Perry can smell a BBQ cooking when Officer Longshaw drops him off at the base of the dirt road. There are lights in the distance. A boom box blares a crescendo of country music and Perry is reminded of the barracks. There is the foreign laughter of females, and then a random gunshot that causes tremors to erupt, starting in Perry’s belly and spreading to his limbs. Longshaw holds him still, while dressing him. Like a baby, Perry lifts his arms and allows Longshaw to slide the vest over him. Then the helmet. A belt is spread around his waist. Better boots have been propped onto each of his feet. The first thing Longshaw asked on the ride over was “Do you want to do this? I can’t promise it will end well.”
Before Perry could respond, Officer Longshaw told him about what happened to Perry’s mother. He said it was no accident she was found dead. He said Frank and some of the other older guys had something to do with it. “Well don’t you wonder who sold it to her?” It’s funny though, standing here and hearing that gunshot, Perry’s forgotten all about the emotion that came and went after hearing that little revelation about his mom. There is only the need to act, and win.
“It’s going to start soon.” There is fear in Longshaw’s voice. In the car ride over here to the enemy’s stronghold, Longshaw mentioned how he served in the military, briefly, “just before the tip of the gulf war.” He never saw active combat.
A pistol is clenched into a holster by Perry’s side. A rifle is pressed into his arms. An M-16, close enough by definition to be like the AR-15. Perry remembers shooting earlier. He remembers, but he doesn’t feel it. That was a nice car he shot up. If only the bad guys woulda stepped into plain sight, like the wars of old. Perry never thought Iraq would be a battle between ghosts and shape shifters, enemies that weren’t your enemy until they erupted right under your nose.
Longshaw gives Perry a reassuring little push toward the dirt driveway that rises up a little hill. Evergreens block the home from the road. “I’m gonna go around back, I’ve got ya bud.” Longshaw says, and his voice is choked up. Perry takes a few steps forwards, not feeling his legs move. There is a strange pop, from up ahead. A shooting star rises into the sky, and then there is the big, almighty blast. A circle of blue fire erupts across the night sky—killing all the pretty stars and their lost wishes—which prompts Perry to start running toward the noise.

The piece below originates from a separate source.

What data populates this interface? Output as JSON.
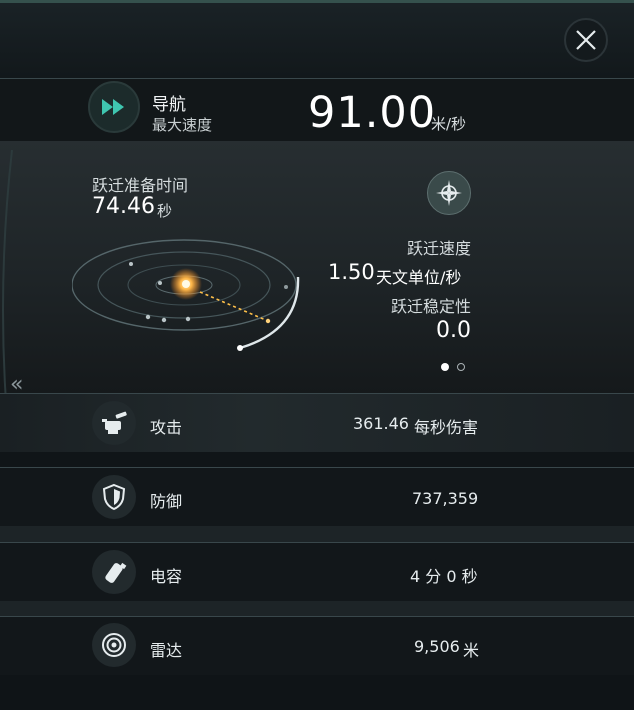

The bald fucker was right with his hints and all. The bedpost snapped easily. Emerald was out of the bedroom window faster than she can flick her tongue. She never expected the bear trap. Even on the worst of days, in the worst of light, and in the fever of her cravings and nightmares, she never could’ve expected that wicked, wicked thing.
It wasn’t chained to the ground, and its jaw wasn’t jagged like a shark’s, thank the lord. Rather, it was dull, but the trap itself was strong enough to clench her ankle and shin and if not break, then certainly fracture a little something. Before she could scream louder than the Bob Dylan throwback occurring on the massive speakers set up behind the diving board of the pool, there were hands around her throat and neck. The man with the moon tattoo was instantly all over her. “I was hoping, I was hoping,” he kept saying and he was more wolf than man. Worse than any little dick-having, short-tempered, fist-flying, woman-beating scumbag Emerald’s ever had to deal with, and escape. There was a knife to her throat and she was laughing, hysterically, over just how bad everything turned out to be. Who could’ve thought? A little violence and molestation is the norm, but this? This is some eighties exploitation flick horror movie shit. This is the kind of stuff her mother would warn her about when they’d curl up and watch those kinda movies in the wee hours of a school night.
The wolf taunted her with the knife for who knows how long before the fireworks distracted him. He was off her, hunched low to the ground and running toward the pool and the heart of the party. There was another firework, only there wasn’t any lights in the sky to go with it. It took until the machine guns started firing before Emerald realized she was hearing a gunfight and not a rapid fire rendition of ‘the rockets’ red glare.’ One of the men had fired into the woods a little while ago. This wasn’t lazy and playful like that.
She starts crawling, dragging her wounded leg. It hurt, but it was a focused hurt. She could forget about her damn leg. She could bite it off, if she had to. She crawls away from the side of the house and there’s a fence near the edge of the trees. She has to crawl past the side of the party to escape into the woods. The other girls are screaming and running toward her rendezvous point. A few of the men are running, too. She recognizes two boys, one of them with blonde hair, following the girls screaming into the forest. She rounds the corner of the house and men are exchanging fire with somebody in the driveway.